July 24, 2019 (Washington, D.C.): A comedic video educating Americans about Sikhs and their turban has gone viral and it has become a sensation on social media. While in recent years America is facing polarized atmosphere, National Sikh Campaign partnered with a Hollywood comedic powerhouse Funny or Die to inject humor in the public conversation while talking about a subject which often makes people uncomfortable. The video has already been watched by a diverse and a young audience close to half a million within 4 weeks of its launch. Every day the number is growing.
The laughter filled video “Diversity Day” features a Sikh director as well as two Sikh actors, Babbu and Sandy Gill, and is set in a modern-day workplace during an HR training addressing discrimination. Audiences have been laughing along as a struggling-to-be-politically-correct moderator addresses a Sikh-American turban wearing man. Their interactions hilariously reveal facts about the Sikh faith and beliefs in a funny and relatable way.
“The Sikh Turban is a symbol of religious and gender equality and worn as a declaration to stand up for injustice for all people. Due to ignorance of this most important feature of Sikhism, Sikhs and their young ones face negative and sometime hostile environment.“ said Anjleen Kaur, Executive Director of the National Sikh Campaign and We Are Sikhs.
She added, “Working together with the phenomenal team at Funny Or Die has been a hilarious adventure in helping eliminate ignorance through educating America’s youth.”
Gurwin Singh Ahuja, Executive Director of NSC, said, “This video has become an overwhelming success and has garnered more than 400,000 views on Facebook, Twitter, and YouTube and it continues to grow each day.

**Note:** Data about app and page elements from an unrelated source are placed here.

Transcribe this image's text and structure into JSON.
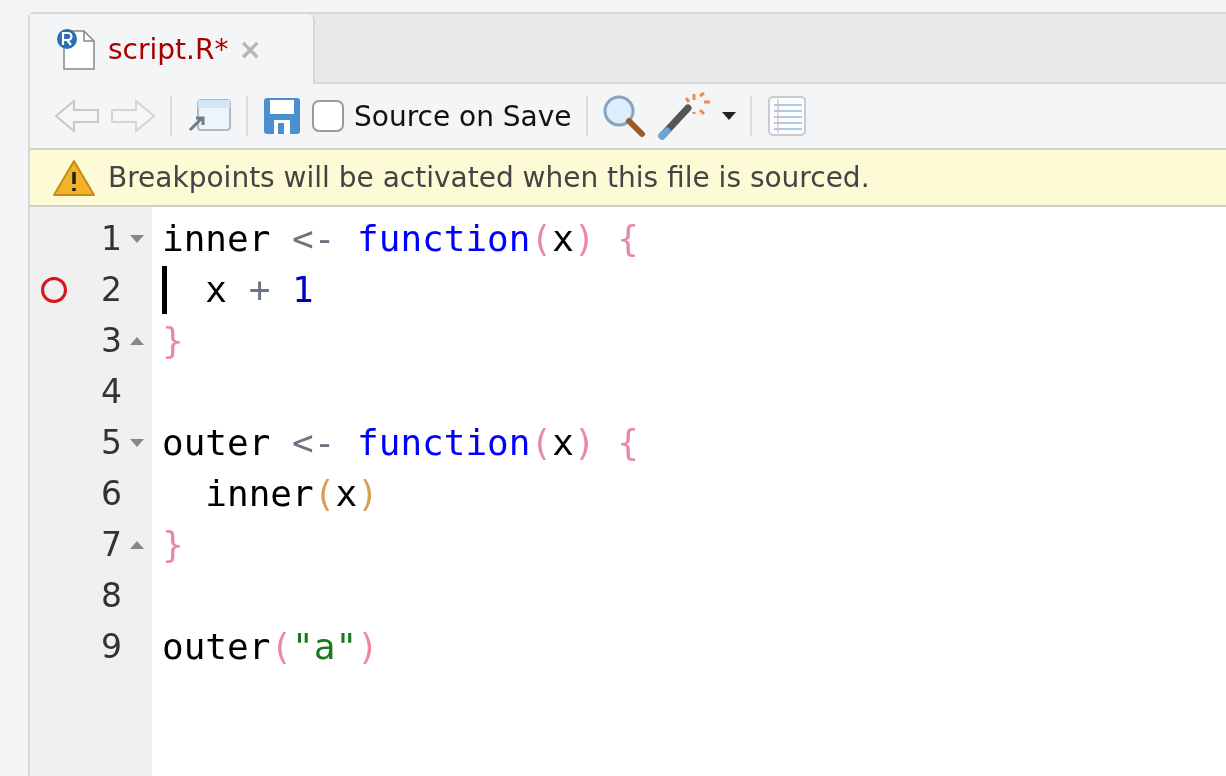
{
  "tabs": [
    {
      "label": "script.R*",
      "selected": true,
      "close": "×"
    }
  ],
  "toolbar": {
    "source_on_save": {
      "label": "Source on Save",
      "checked": false
    }
  },
  "warning": {
    "text": "Breakpoints will be activated when this file is sourced."
  },
  "lines": [
    {
      "number": "1",
      "fold_start": true,
      "fold_end": false,
      "breakpoint": false,
      "cursor": false,
      "tokens": [
        {
          "kind": "ident",
          "text": "inner"
        },
        {
          "kind": "op",
          "text": " <- "
        },
        {
          "kind": "keyword",
          "text": "function"
        },
        {
          "kind": "paren",
          "text": "("
        },
        {
          "kind": "ident",
          "text": "x"
        },
        {
          "kind": "paren",
          "text": ") {"
        }
      ]
    },
    {
      "number": "2",
      "fold_start": false,
      "fold_end": false,
      "breakpoint": true,
      "cursor": true,
      "tokens": [
        {
          "kind": "ident",
          "text": "  x"
        },
        {
          "kind": "op",
          "text": " + "
        },
        {
          "kind": "number",
          "text": "1"
        }
      ]
    },
    {
      "number": "3",
      "fold_start": false,
      "fold_end": true,
      "breakpoint": false,
      "cursor": false,
      "tokens": [
        {
          "kind": "paren",
          "text": "}"
        }
      ]
    },
    {
      "number": "4",
      "fold_start": false,
      "fold_end": false,
      "breakpoint": false,
      "cursor": false
    },
    {
      "number": "5",
      "fold_start": true,
      "fold_end": false,
      "breakpoint": false,
      "cursor": false,
      "tokens": [
        {
          "kind": "ident",
          "text": "outer"
        },
        {
          "kind": "op",
          "text": " <- "
        },
        {
          "kind": "keyword",
          "text": "function"
        },
        {
          "kind": "paren",
          "text": "("
        },
        {
          "kind": "ident",
          "text": "x"
        },
        {
          "kind": "paren",
          "text": ") {"
        }
      ]
    },
    {
      "number": "6",
      "fold_start": false,
      "fold_end": false,
      "breakpoint": false,
      "cursor": false,
      "tokens": [
        {
          "kind": "ident",
          "text": "  inner"
        },
        {
          "kind": "paren2",
          "text": "("
        },
        {
          "kind": "ident",
          "text": "x"
        },
        {
          "kind": "paren2",
          "text": ")"
        }
      ]
    },
    {
      "number": "7",
      "fold_start": false,
      "fold_end": true,
      "breakpoint": false,
      "cursor": false,
      "tokens": [
        {
          "kind": "paren",
          "text": "}"
        }
      ]
    },
    {
      "number": "8",
      "fold_start": false,
      "fold_end": false,
      "breakpoint": false,
      "cursor": false
    },
    {
      "number": "9",
      "fold_start": false,
      "fold_end": false,
      "breakpoint": false,
      "cursor": false,
      "tokens": [
        {
          "kind": "ident",
          "text": "outer"
        },
        {
          "kind": "paren",
          "text": "("
        },
        {
          "kind": "string",
          "text": "\"a\""
        },
        {
          "kind": "paren",
          "text": ")"
        }
      ]
    }
  ]
}
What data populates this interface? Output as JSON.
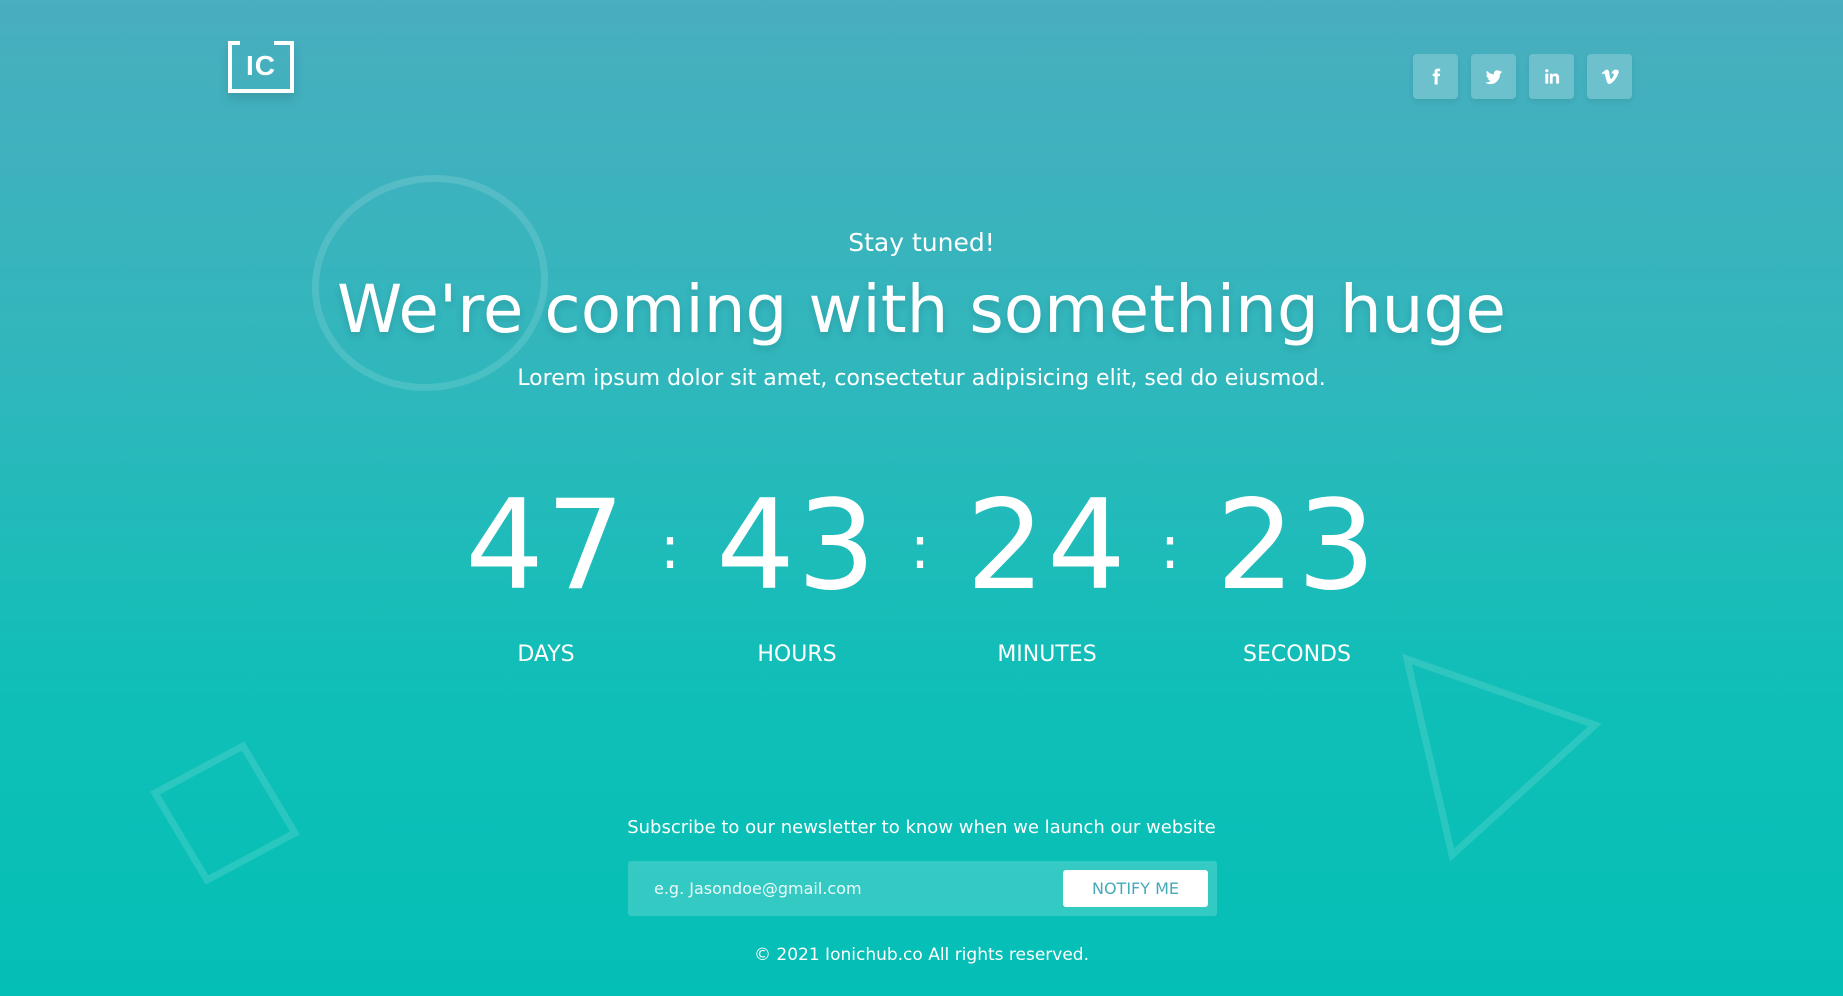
{
  "logo": {
    "text": "IC"
  },
  "socials": [
    {
      "name": "facebook-icon",
      "glyph": "f"
    },
    {
      "name": "twitter-icon",
      "glyph": "t"
    },
    {
      "name": "linkedin-icon",
      "glyph": "in"
    },
    {
      "name": "vimeo-icon",
      "glyph": "v"
    }
  ],
  "hero": {
    "tagline": "Stay tuned!",
    "headline": "We're coming with something huge",
    "subline": "Lorem ipsum dolor sit amet, consectetur adipisicing elit, sed do eiusmod."
  },
  "countdown": {
    "separator": ":",
    "days": {
      "value": "47",
      "label": "DAYS"
    },
    "hours": {
      "value": "43",
      "label": "HOURS"
    },
    "minutes": {
      "value": "24",
      "label": "MINUTES"
    },
    "seconds": {
      "value": "23",
      "label": "SECONDS"
    }
  },
  "newsletter": {
    "text": "Subscribe to our newsletter to know when we launch our website",
    "placeholder": "e.g. Jasondoe@gmail.com",
    "button_label": "NOTIFY ME"
  },
  "footer": {
    "copyright": "© 2021 Ionichub.co All rights reserved."
  },
  "colors": {
    "background_top": "#49aebf",
    "background_bottom": "#04bfb6",
    "button_text": "#46a9b8"
  }
}
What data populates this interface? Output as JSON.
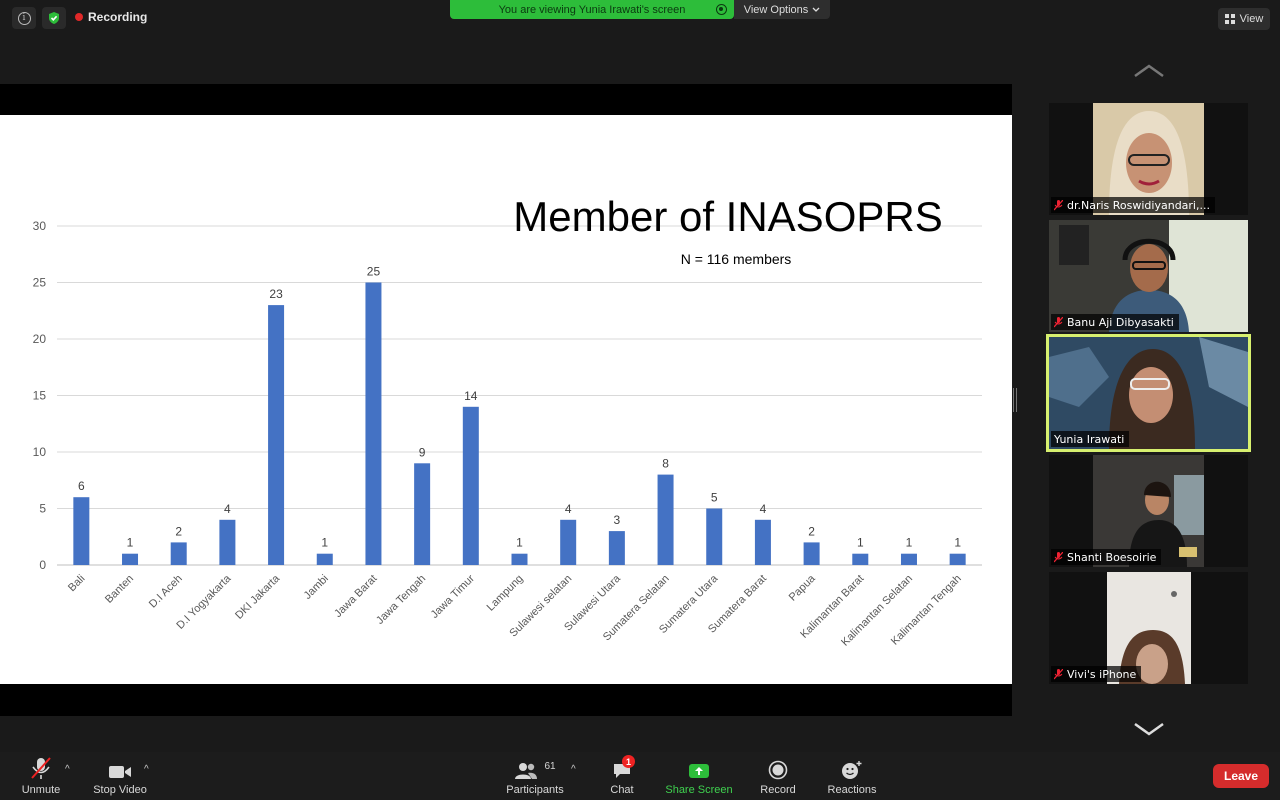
{
  "top": {
    "recording_label": "Recording",
    "viewing_banner": "You are viewing Yunia Irawati's screen",
    "view_options_label": "View Options",
    "view_label": "View"
  },
  "chart_data": {
    "type": "bar",
    "title": "Member of INASOPRS",
    "subtitle": "N = 116 members",
    "categories": [
      "Bali",
      "Banten",
      "D.I Aceh",
      "D.I Yogyakarta",
      "DKI Jakarta",
      "Jambi",
      "Jawa Barat",
      "Jawa Tengah",
      "Jawa Timur",
      "Lampung",
      "Sulawesi selatan",
      "Sulawesi Utara",
      "Sumatera Selatan",
      "Sumatera Utara",
      "Sumatera Barat",
      "Papua",
      "Kalimantan Barat",
      "Kalimantan Selatan",
      "Kalimantan Tengah"
    ],
    "values": [
      6,
      1,
      2,
      4,
      23,
      1,
      25,
      9,
      14,
      1,
      4,
      3,
      8,
      5,
      4,
      2,
      1,
      1,
      1
    ],
    "yticks": [
      0,
      5,
      10,
      15,
      20,
      25,
      30
    ],
    "ylim": [
      0,
      30
    ],
    "grid": true,
    "bar_color": "#4472c4",
    "xlabel": "",
    "ylabel": ""
  },
  "participants": [
    {
      "name": "dr.Naris Roswidiyandari,...",
      "muted": true
    },
    {
      "name": "Banu Aji Dibyasakti",
      "muted": true
    },
    {
      "name": "Yunia Irawati",
      "muted": false,
      "active": true
    },
    {
      "name": "Shanti Boesoirie",
      "muted": true
    },
    {
      "name": "Vivi's iPhone",
      "muted": true
    }
  ],
  "toolbar": {
    "unmute_label": "Unmute",
    "stop_video_label": "Stop Video",
    "participants_label": "Participants",
    "participants_count": "61",
    "chat_label": "Chat",
    "chat_badge": "1",
    "share_screen_label": "Share Screen",
    "record_label": "Record",
    "reactions_label": "Reactions",
    "leave_label": "Leave"
  },
  "colors": {
    "banner_green": "#2dbd3a",
    "leave_red": "#d52c2c",
    "active_speaker": "#d7f06f"
  }
}
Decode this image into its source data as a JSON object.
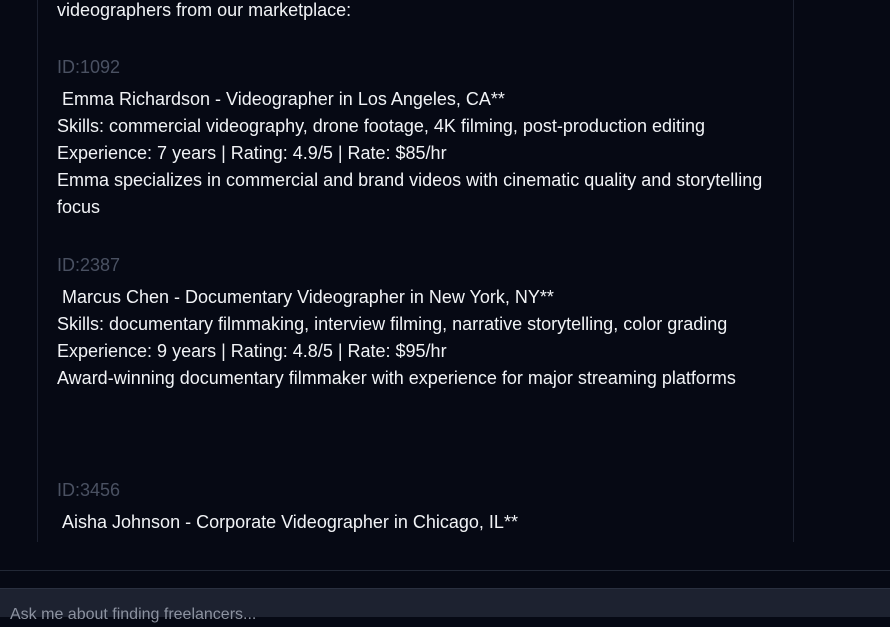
{
  "chat": {
    "intro_text": "videographers from our marketplace:",
    "listings": [
      {
        "id": "ID:1092",
        "name": "Emma Richardson - Videographer in Los Angeles, CA**",
        "skills": "Skills: commercial videography, drone footage, 4K filming, post-production editing",
        "stats": "Experience: 7 years | Rating: 4.9/5 | Rate: $85/hr",
        "bio": "Emma specializes in commercial and brand videos with cinematic quality and storytelling focus"
      },
      {
        "id": "ID:2387",
        "name": "Marcus Chen - Documentary Videographer in New York, NY**",
        "skills": "Skills: documentary filmmaking, interview filming, narrative storytelling, color grading",
        "stats": "Experience: 9 years | Rating: 4.8/5 | Rate: $95/hr",
        "bio": "Award-winning documentary filmmaker with experience for major streaming platforms"
      },
      {
        "id": "ID:3456",
        "name": "Aisha Johnson - Corporate Videographer in Chicago, IL**"
      }
    ]
  },
  "input": {
    "placeholder": "Ask me about finding freelancers..."
  }
}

The video has also garnered support from high profile American civil rights groups such as the Anti-Defamation League, the Center for American Progress, Rock the Vote, the Woman’s March as well as Sikh Instagram influencers.
Even the House of Representative Democrats tweeted official support for the video.
YOUTUBE LINK TO VIDEO, CLICK HERE
FACEBOOK LINK TO THE VIDEO, CLICK HERE
He added, “We are very pleased with the results and this is exactly reaching the right audience especially the millennials and Gen Z. It is critical for us to engage the younger people to help spread the message and help create a better environment for our youth.”
“I was born and raised in a Sikh household with a turban wearing father and like many other first-generation Americans, I felt as though the world didn’t really understand me or my faith,” shared “Diversity Day” Director Hans Sahni. “We purposefully cast male and female Sikhs cast members versus well-known actors for ‘Diversity Day’ as we wanted to portray what everyday life is like for Sikh Americans who are too often victims of harassment and bullying. I feel like this project, and everything the We Are Sikhs campaign is doing, can help today’s young people feel more comfortable, accepted and open in a way that I didn’t get to be.”
Brad Jenkins, Founder of Enfranchisement Productions and former Executive Producer at Funny Or Die and Former Associate Director at the White House, says, “Having made lots of content with Funny Or Die, this is one of my favorites to date. Not only are the engagement and comments way more positive than normal, the video is actually helping to eliminate ignorance through education and even better, with laughs.”
We Are Sikhs initiative is the larger mission of NSC to bring awareness to the Sikh Turban. Other awareness initiatives include a partnership with Ben & Jerry’s, a corporate giant and working with Public Broadcasting Network to launch a series of ads aimed at children, which will air on Sesame Street, Arthur, The Magic School Bus, as well as a series of digital shorts for Millennials and Gen Z.
A majority of American Sikhs experience harassment and the numbers are worse for turbaned Sikh children — where over two-thirds experience bullying. The Sikh Turban represents equality and to stand up for injustice for all people, and We Are Sikhs believes that the antidote to intolerance is education and dialogue.
Turban-tying services boom as young British Sikhs embrace heritage (Asia Samachar, 6 July 2019)